Andy Carroll is a limited player despite an underrated left foot. But his lack of link-up play doesn’t suit Bilic at all. And yet another in a seemingly endless run of injuries could be a positive as it pushed the club into the market. Nothing sums up the transfer window better than Chairman David Sullivan’s earlier pledge to buy a £30m striker before finding nobody wanted to play for The Irons and finally paying Swansea £20m for a right winger-cum-forward only for André Ayew to rupture a thigh muscle half an hour into his debut. A reciprocal axiom to the one about fortune favouring the brave?
Jonathan “Julian” Calleri seems a punt for the future and little can be read into his form. Yet the signing of Simone Zaza from Juventus on a loan-to-buy move for £28m if not a full-scale panic buy certainly displayed signs of the jitters. Despite being a full Italian international Zaza only scores at a rate of one in three, lacks blinding pace, isn’t dominant in the air but works hard. Sound familiar? Yes, if it wasn’t for the £20m plus disparity in transfer fee it’s difficult to distinguish him from Sakho.
Perhaps the brightest signings are Swiss midfielder Edmilson Fernandes from Sion and French-born Algerian international Sofiane Feghouli from Valencia. Although a relative unknown Fernandes is expected to go straight into the side to supplement the attacking strength of Payet and Lanzini. Feghouli is lightning quick, has a good touch and as proved against FK Domžale an eye for goal from wide.
Which brings us to the most vexing area of the pitch, the right side. Following injuries to on-loan Carl Jenkinson and young signing Sam Byram last season the right-back position was filled by Michail Antonio, a natural winger. Even the least educated football brain could see the former Forest player was positionally all over the place in defence. All except Bilic who insisted he could convert the player and concentrated on filling the squad with right wingers. Some sympathy should be extended to the manager – it is one of the less appealing traits of the Premier League players are bought and sold as seen, with little attempt at development.
Meanwhile Fegholi was followed by both Ayew and perplexingly the woeful Gökhan Töre – the squad began to resemble a Theresa May cabinet so full was it of right-wingers. The Turk wasn’t bought but arrived on loan due to Bilic being the only person in the club to rate his former player. Three league games into the season and the penny dropped for Bilic as a series of poor defensive performances from Antonio culminated in the acquisition of Alvaro Arbeloa from Real Madrid. So there we are, one inexperienced and one over-the-hill right back, four right-wingers.

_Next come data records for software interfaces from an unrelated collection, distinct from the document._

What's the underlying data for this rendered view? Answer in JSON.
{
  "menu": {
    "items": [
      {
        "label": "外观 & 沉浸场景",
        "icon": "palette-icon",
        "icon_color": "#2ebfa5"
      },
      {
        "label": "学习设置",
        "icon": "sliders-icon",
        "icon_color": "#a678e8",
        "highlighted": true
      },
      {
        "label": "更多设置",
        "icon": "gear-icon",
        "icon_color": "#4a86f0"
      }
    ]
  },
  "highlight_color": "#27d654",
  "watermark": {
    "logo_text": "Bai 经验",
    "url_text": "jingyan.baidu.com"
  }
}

This all taps into the abrasive personality of Bilic. Ever the idealist he doesn’t appear able to tolerate deficiencies in his players even if they are of his own creation. Antonio and Ogbonna have been ruthlessly and humiliatingly withdrawn during games (the latter before half-time on his full debut) while Morgan Amalfitano and Sakho have suffered from off-field fallings-out. Each may be acceptable but taken together they appear less the acts of a manager and more of a dictator.
Let’s hope our manager turns out more Josip Tito than Slobodan Milošević.